- _EXERCISE GOAL_:
I would like you to output every record below exactly, apart from the pictures.

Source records
------------------------

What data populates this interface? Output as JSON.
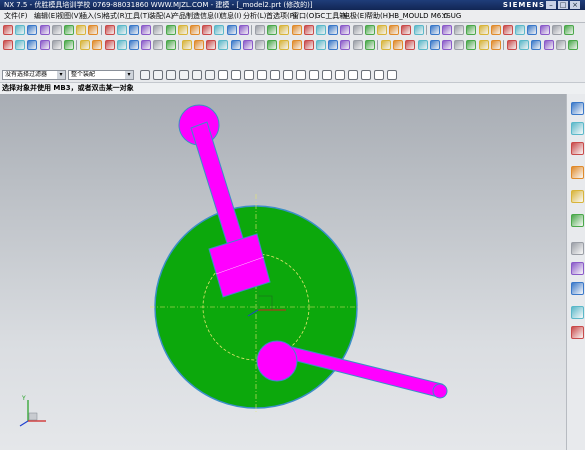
{
  "title_bar": {
    "title": "NX 7.5 - 优胜模具培训学校  0769-88031860  WWW.MJZL.COM - 建模 - [_model2.prt (修改的)]",
    "brand": "SIEMENS"
  },
  "menu": [
    "文件(F)",
    "编辑(E)",
    "视图(V)",
    "插入(S)",
    "格式(R)",
    "工具(T)",
    "装配(A)",
    "产品制造信息(I)",
    "信息(I)",
    "分析(L)",
    "首选项(P)",
    "窗口(O)",
    "GC工具箱",
    "电极(E)",
    "帮助(H)",
    "HB_MOULD M6.0",
    "YSUG"
  ],
  "filter_bar": {
    "type_filter": "没有选择过滤器",
    "scope": "整个装配"
  },
  "cue_line": "选择对象并使用 MB3，或者双击某一对象",
  "model": {
    "base_disk_color": "#0ca80c",
    "arm_color": "#ff00ff",
    "sketch_color": "#e6e66e"
  },
  "colors": {
    "title_bar": "#1a356f",
    "viewport_top": "#a8adb4",
    "viewport_bottom": "#e5e7ea"
  }
}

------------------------

- _ANSWER FOR THE TASK_:
What data populates this interface? Output as JSON.
{
  "title_bar": {
    "title": "NX 7.5 - 优胜模具培训学校  0769-88031860  WWW.MJZL.COM - 建模 - [_model2.prt (修改的)]",
    "brand": "SIEMENS"
  },
  "menu": [
    "文件(F)",
    "编辑(E)",
    "视图(V)",
    "插入(S)",
    "格式(R)",
    "工具(T)",
    "装配(A)",
    "产品制造信息(I)",
    "信息(I)",
    "分析(L)",
    "首选项(P)",
    "窗口(O)",
    "GC工具箱",
    "电极(E)",
    "帮助(H)",
    "HB_MOULD M6.0",
    "YSUG"
  ],
  "filter_bar": {
    "type_filter": "没有选择过滤器",
    "scope": "整个装配"
  },
  "cue_line": "选择对象并使用 MB3，或者双击某一对象",
  "model": {
    "base_disk_color": "#0ca80c",
    "arm_color": "#ff00ff",
    "sketch_color": "#e6e66e"
  },
  "colors": {
    "title_bar": "#1a356f",
    "viewport_top": "#a8adb4",
    "viewport_bottom": "#e5e7ea"
  }
}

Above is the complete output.